Asia Pacific keywords:
International Panama Papers protests
Iceland: "Capitalism doesn't work"
Natalia Medina of Rättvisepartiet Socialisterna (CWI Sweden) participated in the demonstrations outside the parliament building in Reykjavik that forced the resignation of Iceland's prime minister, Sigmundur David Gunnlaugsson, following revelations about his finances in the Panama Papers.
Demonstrators Ōl-f Einarsdōttir and Begga Ūontār told Natalie: "People lost so much during the financial crisis (of 2007-08); many we know were affected. We need a completely new government".
"This is the parliament, not a house for criminals!" Pāll Heiđar Aadnegard exclaimed. Pāll has been working as a volunteer since 2007, helping people who risk getting evicted from their homes. "We managed to postpone some evictions and even stop a few, but some we couldn't stop. I've seen some terrible things. This is not enough [protesting], but it's a step in the right direction."
Gunnar J Karlsson said: "My husband works in construction and after the financial crash every building site was at a standstill in Iceland. Now he has to work in Norway, away from the family. If you're born in a rich family with power, then you can't possibly understand what we feel, what we're going through.
"It's a problem that people with power are abusing the system and are hiding money overseas. We need new people in the government - ordinary people. It doesn't work this way - capitalism doesn't work and people are beginning to realise that."

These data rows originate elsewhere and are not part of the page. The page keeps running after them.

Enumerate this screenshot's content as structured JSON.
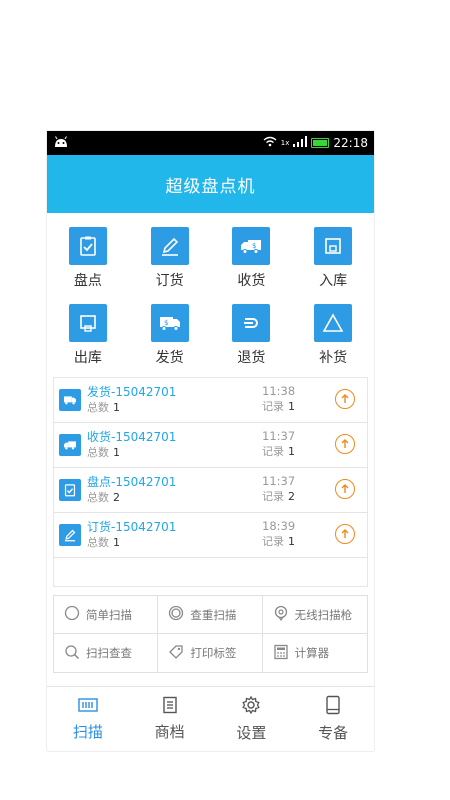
{
  "status": {
    "time": "22:18",
    "network": "1x"
  },
  "app": {
    "title": "超级盘点机"
  },
  "tiles": [
    {
      "label": "盘点",
      "icon": "clipboard-check-icon"
    },
    {
      "label": "订货",
      "icon": "pen-icon"
    },
    {
      "label": "收货",
      "icon": "truck-receive-icon"
    },
    {
      "label": "入库",
      "icon": "inbox-icon"
    },
    {
      "label": "出库",
      "icon": "outbox-icon"
    },
    {
      "label": "发货",
      "icon": "truck-send-icon"
    },
    {
      "label": "退货",
      "icon": "return-icon"
    },
    {
      "label": "补货",
      "icon": "triangle-icon"
    }
  ],
  "records": [
    {
      "title": "发货-15042701",
      "total_label": "总数",
      "total": "1",
      "time": "11:38",
      "record_label": "记录",
      "record": "1",
      "icon": "truck-send-icon"
    },
    {
      "title": "收货-15042701",
      "total_label": "总数",
      "total": "1",
      "time": "11:37",
      "record_label": "记录",
      "record": "1",
      "icon": "truck-receive-icon"
    },
    {
      "title": "盘点-15042701",
      "total_label": "总数",
      "total": "2",
      "time": "11:37",
      "record_label": "记录",
      "record": "2",
      "icon": "clipboard-check-icon"
    },
    {
      "title": "订货-15042701",
      "total_label": "总数",
      "total": "1",
      "time": "18:39",
      "record_label": "记录",
      "record": "1",
      "icon": "pen-icon"
    }
  ],
  "tools": [
    {
      "label": "简单扫描",
      "icon": "circle-icon"
    },
    {
      "label": "查重扫描",
      "icon": "double-circle-icon"
    },
    {
      "label": "无线扫描枪",
      "icon": "scanner-icon"
    },
    {
      "label": "扫扫查查",
      "icon": "search-icon"
    },
    {
      "label": "打印标签",
      "icon": "tag-icon"
    },
    {
      "label": "计算器",
      "icon": "calculator-icon"
    }
  ],
  "nav": [
    {
      "label": "扫描",
      "icon": "barcode-icon",
      "active": true
    },
    {
      "label": "商档",
      "icon": "document-icon",
      "active": false
    },
    {
      "label": "设置",
      "icon": "gear-icon",
      "active": false
    },
    {
      "label": "专备",
      "icon": "device-icon",
      "active": false
    }
  ],
  "colors": {
    "primary": "#22b7ea",
    "tile": "#2e9be5",
    "accent": "#f08a1c",
    "title_text": "#22a7e6",
    "nav_active": "#2b8fe0"
  }
}
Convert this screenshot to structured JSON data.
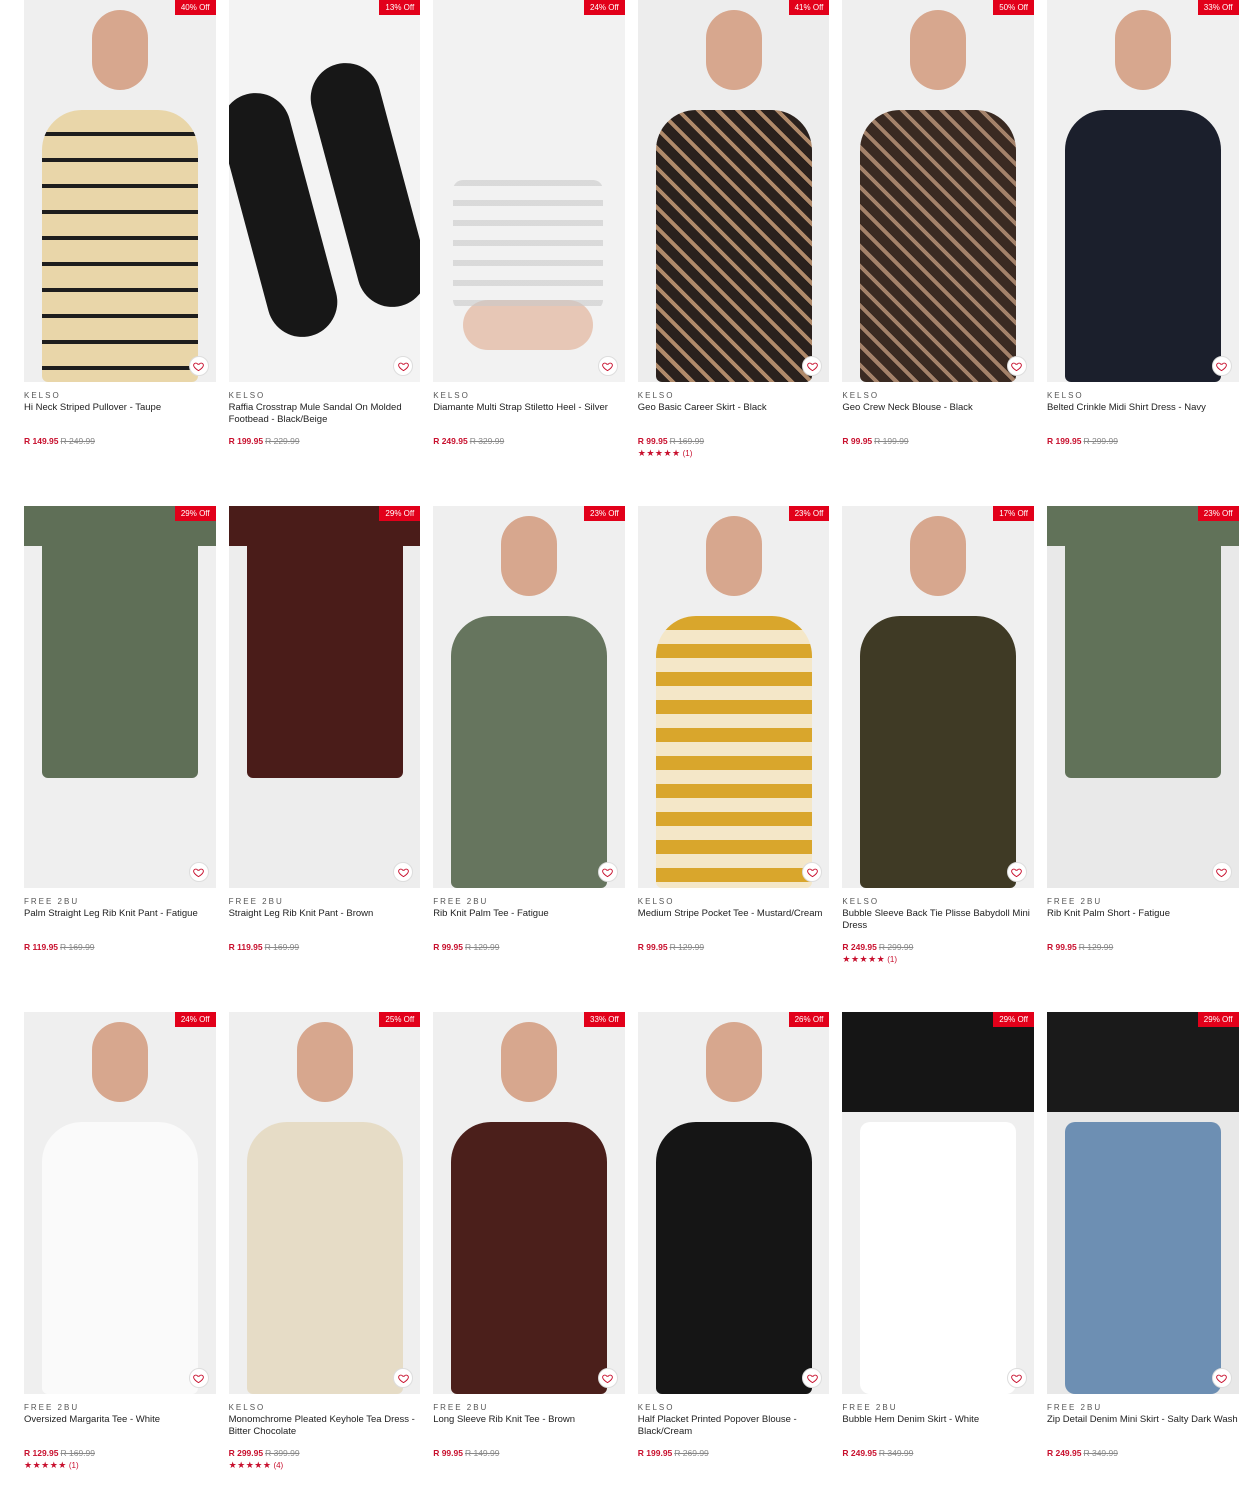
{
  "colors": {
    "accent": "#e2001a",
    "price": "#c8102e"
  },
  "products": [
    {
      "badge": "40% Off",
      "brand": "KELSO",
      "name": "Hi Neck Striped Pullover - Taupe",
      "price": "R 149.95",
      "was": "R 249.99",
      "stars": "",
      "reviews": "",
      "swatch": {
        "bg": "#efefef",
        "main": "#e9d6a9",
        "accent": "#1d1d1d"
      }
    },
    {
      "badge": "13% Off",
      "brand": "KELSO",
      "name": "Raffia Crosstrap Mule Sandal On Molded Footbead - Black/Beige",
      "price": "R 199.95",
      "was": "R 229.99",
      "stars": "",
      "reviews": "",
      "swatch": {
        "bg": "#f3f3f3",
        "main": "#171717",
        "accent": "#d8c79c"
      }
    },
    {
      "badge": "24% Off",
      "brand": "KELSO",
      "name": "Diamante Multi Strap Stiletto Heel - Silver",
      "price": "R 249.95",
      "was": "R 329.99",
      "stars": "",
      "reviews": "",
      "swatch": {
        "bg": "#f2f2f2",
        "main": "#e7c7b6",
        "accent": "#c9c9c9"
      }
    },
    {
      "badge": "41% Off",
      "brand": "KELSO",
      "name": "Geo Basic Career Skirt - Black",
      "price": "R 99.95",
      "was": "R 169.99",
      "stars": "★★★★★",
      "reviews": "(1)",
      "swatch": {
        "bg": "#ededed",
        "main": "#2a211d",
        "accent": "#b08a6a"
      }
    },
    {
      "badge": "50% Off",
      "brand": "KELSO",
      "name": "Geo Crew Neck Blouse - Black",
      "price": "R 99.95",
      "was": "R 199.99",
      "stars": "",
      "reviews": "",
      "swatch": {
        "bg": "#efefef",
        "main": "#3a2a22",
        "accent": "#a4826a"
      }
    },
    {
      "badge": "33% Off",
      "brand": "KELSO",
      "name": "Belted Crinkle Midi Shirt Dress - Navy",
      "price": "R 199.95",
      "was": "R 299.99",
      "stars": "",
      "reviews": "",
      "swatch": {
        "bg": "#f0f0f0",
        "main": "#1b1f2c",
        "accent": "#cfa6a0"
      }
    },
    {
      "badge": "29% Off",
      "brand": "FREE 2BU",
      "name": "Palm Straight Leg Rib Knit Pant - Fatigue",
      "price": "R 119.95",
      "was": "R 169.99",
      "stars": "",
      "reviews": "",
      "swatch": {
        "bg": "#efefef",
        "main": "#5f6f57",
        "accent": "#d8dcd0"
      }
    },
    {
      "badge": "29% Off",
      "brand": "FREE 2BU",
      "name": "Straight Leg Rib Knit Pant - Brown",
      "price": "R 119.95",
      "was": "R 169.99",
      "stars": "",
      "reviews": "",
      "swatch": {
        "bg": "#ededed",
        "main": "#4a1c19",
        "accent": "#d9a892"
      }
    },
    {
      "badge": "23% Off",
      "brand": "FREE 2BU",
      "name": "Rib Knit Palm Tee - Fatigue",
      "price": "R 99.95",
      "was": "R 129.99",
      "stars": "",
      "reviews": "",
      "swatch": {
        "bg": "#efefef",
        "main": "#66755e",
        "accent": "#d9b19a"
      }
    },
    {
      "badge": "23% Off",
      "brand": "KELSO",
      "name": "Medium Stripe Pocket Tee - Mustard/Cream",
      "price": "R 99.95",
      "was": "R 129.99",
      "stars": "",
      "reviews": "",
      "swatch": {
        "bg": "#efefef",
        "main": "#d9a62c",
        "accent": "#f4e7c8"
      }
    },
    {
      "badge": "17% Off",
      "brand": "KELSO",
      "name": "Bubble Sleeve Back Tie Plisse Babydoll Mini Dress",
      "price": "R 249.95",
      "was": "R 299.99",
      "stars": "★★★★★",
      "reviews": "(1)",
      "swatch": {
        "bg": "#efefef",
        "main": "#3f3a25",
        "accent": "#d7a5c2"
      }
    },
    {
      "badge": "23% Off",
      "brand": "FREE 2BU",
      "name": "Rib Knit Palm Short - Fatigue",
      "price": "R 99.95",
      "was": "R 129.99",
      "stars": "",
      "reviews": "",
      "swatch": {
        "bg": "#e9e9e9",
        "main": "#617259",
        "accent": "#d8ddd2"
      }
    },
    {
      "badge": "24% Off",
      "brand": "FREE 2BU",
      "name": "Oversized Margarita Tee - White",
      "price": "R 129.95",
      "was": "R 169.99",
      "stars": "★★★★★",
      "reviews": "(1)",
      "swatch": {
        "bg": "#efefef",
        "main": "#fafafa",
        "accent": "#3256b5"
      }
    },
    {
      "badge": "25% Off",
      "brand": "KELSO",
      "name": "Monomchrome Pleated Keyhole Tea Dress - Bitter Chocolate",
      "price": "R 299.95",
      "was": "R 399.99",
      "stars": "★★★★★",
      "reviews": "(4)",
      "swatch": {
        "bg": "#efefef",
        "main": "#e6dcc6",
        "accent": "#5a221b"
      }
    },
    {
      "badge": "33% Off",
      "brand": "FREE 2BU",
      "name": "Long Sleeve Rib Knit Tee - Brown",
      "price": "R 99.95",
      "was": "R 149.99",
      "stars": "",
      "reviews": "",
      "swatch": {
        "bg": "#efefef",
        "main": "#4b1f1b",
        "accent": "#d8ab95"
      }
    },
    {
      "badge": "26% Off",
      "brand": "KELSO",
      "name": "Half Placket Printed Popover Blouse - Black/Cream",
      "price": "R 199.95",
      "was": "R 269.99",
      "stars": "",
      "reviews": "",
      "swatch": {
        "bg": "#efefef",
        "main": "#151515",
        "accent": "#eee3cc"
      }
    },
    {
      "badge": "29% Off",
      "brand": "FREE 2BU",
      "name": "Bubble Hem Denim Skirt - White",
      "price": "R 249.95",
      "was": "R 349.99",
      "stars": "",
      "reviews": "",
      "swatch": {
        "bg": "#efefef",
        "main": "#ffffff",
        "accent": "#151515"
      }
    },
    {
      "badge": "29% Off",
      "brand": "FREE 2BU",
      "name": "Zip Detail Denim Mini Skirt - Salty Dark Wash",
      "price": "R 249.95",
      "was": "R 349.99",
      "stars": "",
      "reviews": "",
      "swatch": {
        "bg": "#e8e8e8",
        "main": "#6d8fb3",
        "accent": "#1a1a1a"
      }
    }
  ]
}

China: Chinese ruling elite used tax havens
On 12 April, two dozen protesters organised by Socialist Action (CWI Hong Kong ) protested against tax havens for the super-rich outside the Hong Kong office of Mossack Fonseca, the firm at the centre of the Panama Papers scandal.
Among the 140 global political leaders named in the Panama Papers are eight current or former members of the Chinese Politburo Standing Committee, the pinnacle of power within China's dictatorship.
President Xi Jinping's brother-in-law Deng Jiagu and sister Qi Qiaoqiao are named as having links with two companies in the British Virgin Islands tax haven.
A Bloomberg investigation in 2012 showed the president's family owned financial assets worth $376 million at that time.
The latest revelations come at a time of deepening crisis and divisions within China's ruling elite, as the economy derails.
The Chinese regime is going to unprecedented lengths to suppress news of the Panama papers inside the country.
Beijing's notoriously nationalistic Global Times, while admitting that the Panama Papers may be genuine, makes the absurd claim that their publication is a US-inspired plot!
- More comment see chinaworker.info